GDPR – What you need to know

If you haven’t heard about GDPR yet then I hope that your 6 month sabbatical was a fantastic experience, but let me fill you in on what you missed while you were away!

GDPR stands for the General Data Protection Regulation  and is a 200 page regulation that has been four years in the making. This piece of legislation has been in a two year transition period, it is due to be enforced from May 25th 2018 and will update the rules governing the way we can use and store personally identifiable information.

If you do a quick search on the web then you can find a lot of information that relates to GDPR but we thought it might be useful to provide a quick summary for you now we are only 6 months out from full enforcement.

So what exactly is it? Unless data protection and governance is a major part of your role, then you probably don’t need to read the whole 200 page journal entry but if you do, here is where you can find the underpinning legislation and the directive.

One of the best resources that we have found is a guide released by the legal firm Bird and Bird  their guide does a really good job of explaining some of the jargon and will help you understand the level of impact that the changes may have on your business.

To make it even simpler, we have listed out some of the most prominent changes so you can atleast get an idea of what it may mean to you and if it warrants you taking more time to understand how best to prepare.

The first thing to be really clear on is that whilst this a European regulation, it not only affects businesses based within the EU but also any business without an EU presence but that targets EU Individuals, the fines imposed will also reflect the global business and not just the European part of an organisation.
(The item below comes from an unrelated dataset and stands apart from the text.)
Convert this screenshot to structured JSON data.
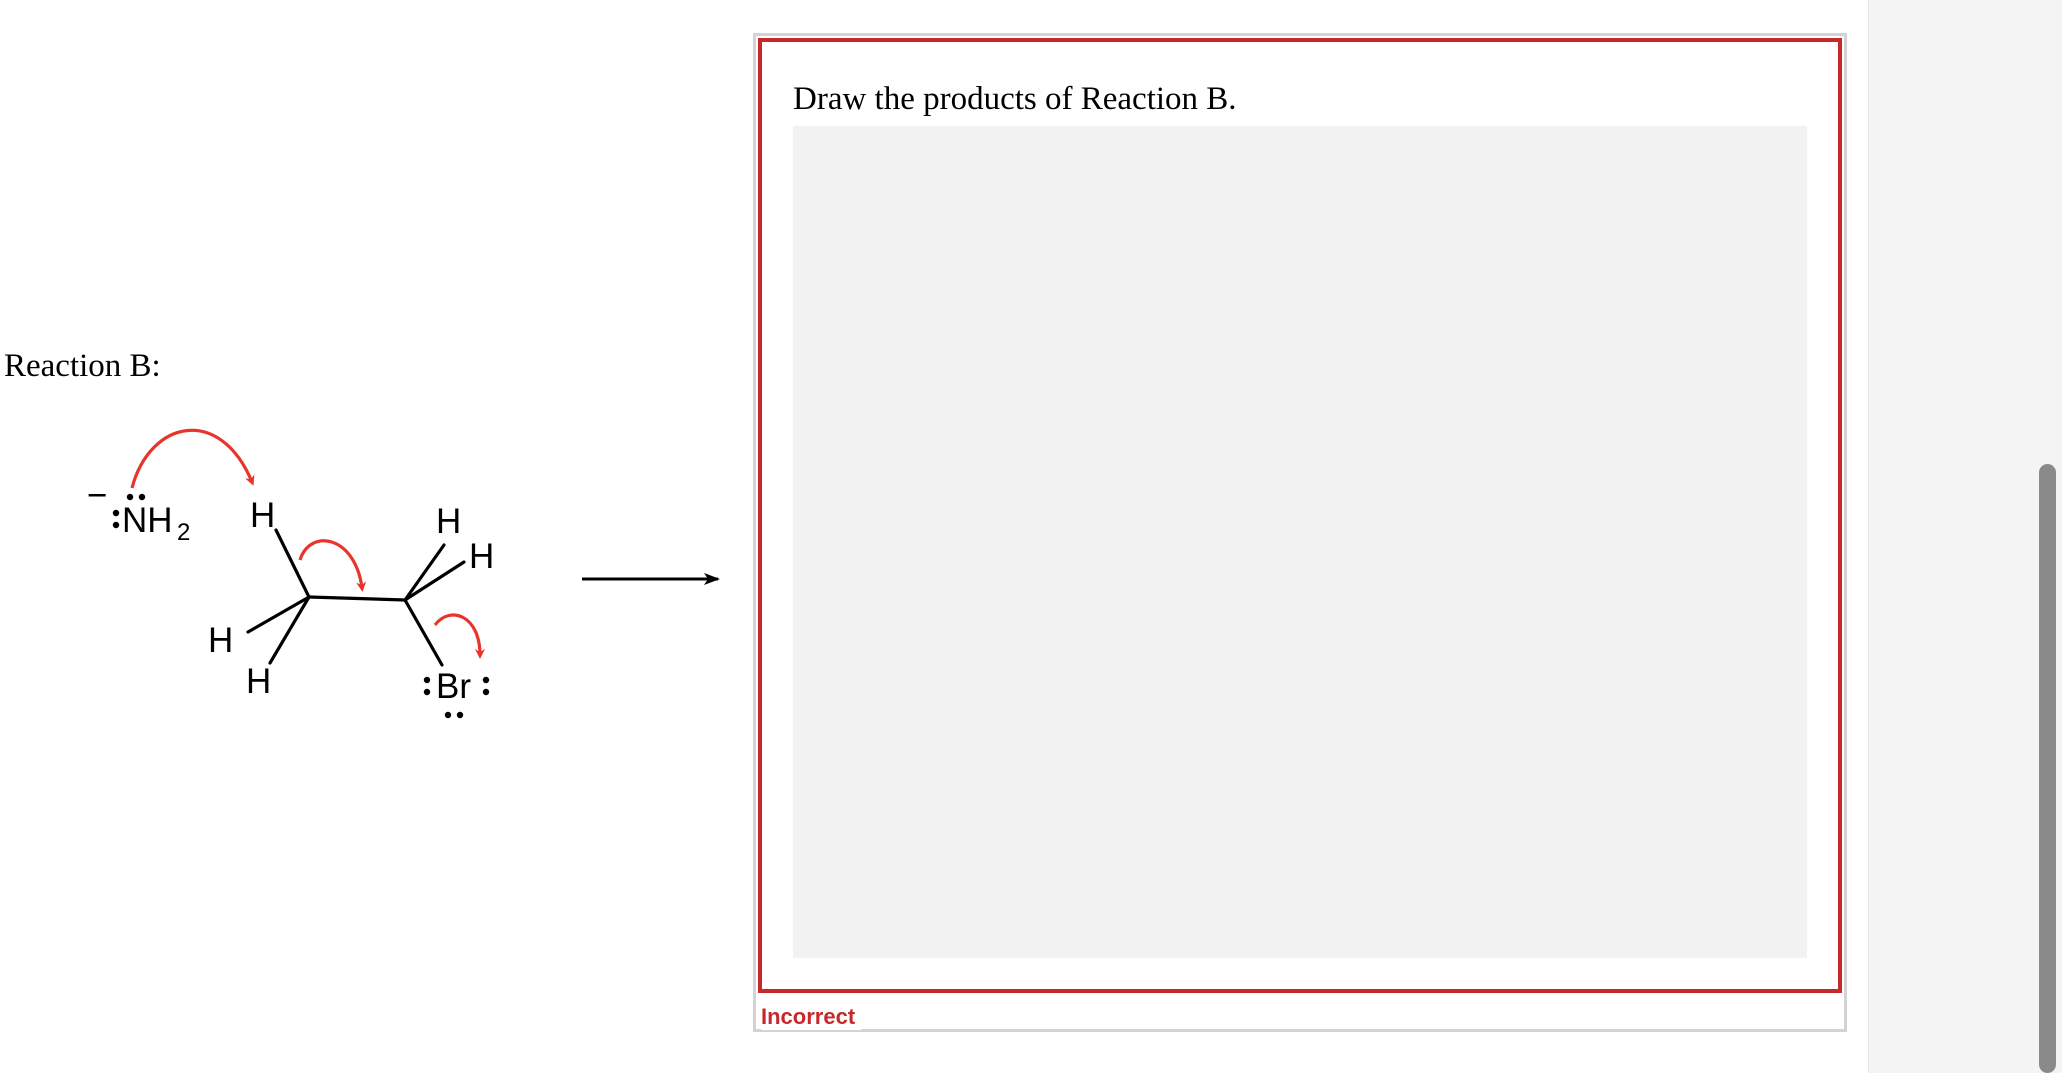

Another key point to understand is the reference to data controllers and data processors, A controller determines the purposes, conditions and means of the processing of personal data, while the processor will process personal data on behalf of the controller.

Now on to the actual rules, the main changes of note are:

  • Consent:
    • This is subject to additional conditions under the GDPR, there is prohibition on bundled consents they must be separable and easily revoked.
  • Stronger rules around the right to be forgotten (erasure) and to restriction of processing
    • Individuals can request to withdraw consent, data controllers must also contact third parties if they have made the data public – this could have a particular impact if you are using a DMP with a third party data marketplace
  • Special categories of Personal Data will require additional consent
    • Genetic data and biometric data, higher quality of consent is required
  • Fair and transparent processing of data
    • Controllers must provide clear and concise notices, applies to data collection partners too
  • Subject access, rectification and portability
    • Data controllers must confirm if they process an individuals data, provide a copy of the data and supporting/explanatory materials, this basically means that you need to be able to export all the data that you hold on an individual at their request.
  • New restrictions on profiling and automated decision taking
  • Data Governance obligations
    • Data Protection Officers (DPO) will be recommended (required for some orgs) for privacy impact assessments, audits and policy reviews
  • Personal Data breaches and notifications
    • Data controllers and processors must report breaches and maintain a register, non-compliance is a €10M fine or 2% of WorldWide annual turnover
  • New codes of conduct and certifications are to be introduced
  • Regulations on transfers of personal data
    • Significant for global organisations that process EU data outside of the EU, this supersedes ‘safe harbor certifications’ and there will be fines of up to 4% of annual turnover for a breach

Breaches or notifications in most cases refer to loss of data, breach of security or unauthorised disclosure of personal data.

As you can see, there is a lot to consider but I do believe there is opportunity within this additional regulation. Marketers will be able to fast-track personalisation projects or justify marketing strategies within the need for greater governance and compliance. We all know that good data is the secret to excellent customer experience and GDPR will effectively force us to have clean data and get closer to a single view of the customer.

Here are some other useful resources:

Guide to preparing for GDPR – https://tealium.com/the-general-data-protection-regulation-gdpr/

GDPR training: https://www.jellyfish.co.uk/training/blog/what-is-gdpr-9-faqs

Identifying the impact of GDPR – https://www.dataiq.co.uk/land/gdpr-and-data-preparation-ready-do-business

What you need to know about GDPR – http://www.wired.co.uk/article/what-is-gdpr-uk-eu-legislation-compliance-summary-fines-2018

Additional guides and resources: https://www.eugdpr.org/eugdpr.org.html